Student Responsibilities, Rules, and Consequences
Often, I receive questions from parents regarding student responsibilities, classroom rules, and consequences in our classroom when rules are broken.  Below is a brief description of my expectations and the procedures for discipline in our classroom.  As always, please contact me with any questions or concerns.

Student Responsibilities
All first graders have the same expectations regarding responsibilities in the school and classroom.  As the year progresses, more independence is expected of the students.  Please practice these at home as well.

•Unpack your own backpack in the morning.
•Put your homework and other materials where they belong.
•Remember to order lunch (if needed).
•Begin the day's Wake Up Work.
•Put on your own outerwear, dealing with zippers, buttons and snaps.
•Tie your own shoes.
•Work quietly.
•Ask for help when you need it.
•Clean up after yourself.
•Collect your work and notices and pack your own backpack at the end of the day.

Early in the year frequent reminders, prompts, and lots of help are provided.  As the year unfolds and the children show me that they are ready, I practice a "gradual release of responsibility" from reminding, prompting, and helping with these tasks.

Classroom Rules
Our rules are posted on the classroom wall.  We review the rules frequently during the first few weeks of school and as often as needed throughout the year.  Our rules are:

•We treat others with respect.  This rule is practiced and discussed a lot!  This means we use kind words and actions, keep hands, feet, and objects to ourselves, and we don't tease.
•We listen.
•We raise our hands.
•We work quietly.
•We share.
•We always do our best.

Consequences for Breaking Classroom Rules
I am a firm believer that logical consequences, when applied fairly and consistently, are essential to a child's growth and development.  When a rule is broken, I always remind the student of the correct behavior and what the expectation is.  Often, that is all most children need to get back on track.  However, when a child repeatedly breaks a rule, other consequences may include:

•Losing a point on Class Dojo.  Students can earn points for good behavior.  More info on Class Dojo will be discussed at Open House.
•Losing recess time to discuss the rule with me, to reflect on his/her behavior, and to practice the rule. 
•Apologizing/writing a note of apology (depending on the rule that was broken).

If a child continues to break a rule even after the consequences above are imposed, more serious consequences will be imposed.  These include:

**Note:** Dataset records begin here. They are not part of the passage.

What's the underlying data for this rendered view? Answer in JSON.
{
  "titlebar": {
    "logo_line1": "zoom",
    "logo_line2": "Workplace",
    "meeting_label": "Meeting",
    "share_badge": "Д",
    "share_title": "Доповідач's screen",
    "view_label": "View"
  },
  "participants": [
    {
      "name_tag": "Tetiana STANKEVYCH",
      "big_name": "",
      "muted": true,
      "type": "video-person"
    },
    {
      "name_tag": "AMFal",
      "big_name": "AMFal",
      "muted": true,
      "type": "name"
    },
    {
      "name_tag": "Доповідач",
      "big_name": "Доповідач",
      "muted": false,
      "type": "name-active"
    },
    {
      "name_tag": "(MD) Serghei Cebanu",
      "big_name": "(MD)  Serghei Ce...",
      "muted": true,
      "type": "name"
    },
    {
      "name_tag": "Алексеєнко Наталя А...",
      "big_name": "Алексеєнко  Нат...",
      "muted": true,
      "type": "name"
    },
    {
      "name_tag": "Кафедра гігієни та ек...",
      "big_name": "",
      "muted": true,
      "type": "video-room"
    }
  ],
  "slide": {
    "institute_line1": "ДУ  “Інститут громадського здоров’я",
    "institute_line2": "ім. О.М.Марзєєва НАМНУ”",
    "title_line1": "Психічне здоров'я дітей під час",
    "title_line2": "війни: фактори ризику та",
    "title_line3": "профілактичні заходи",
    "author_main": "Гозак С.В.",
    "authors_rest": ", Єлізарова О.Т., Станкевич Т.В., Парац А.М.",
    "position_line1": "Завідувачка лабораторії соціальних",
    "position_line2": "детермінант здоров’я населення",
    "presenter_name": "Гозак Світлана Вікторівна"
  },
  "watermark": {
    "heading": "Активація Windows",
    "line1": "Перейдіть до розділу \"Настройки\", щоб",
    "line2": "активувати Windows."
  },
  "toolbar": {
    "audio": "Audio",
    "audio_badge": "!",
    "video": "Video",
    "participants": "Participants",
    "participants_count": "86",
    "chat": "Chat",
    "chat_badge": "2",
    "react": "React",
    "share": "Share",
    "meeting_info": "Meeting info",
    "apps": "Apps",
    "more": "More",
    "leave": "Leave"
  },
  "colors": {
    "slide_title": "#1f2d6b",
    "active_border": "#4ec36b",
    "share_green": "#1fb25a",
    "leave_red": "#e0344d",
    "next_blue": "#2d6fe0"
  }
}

•Going to see Mrs. Gagliardi to discuss the situation.  If this happens, you will receive a note or email from me letting you know this happened.
•Calling a parent to discuss the behavior and how it will be handled in school and followed up on at home.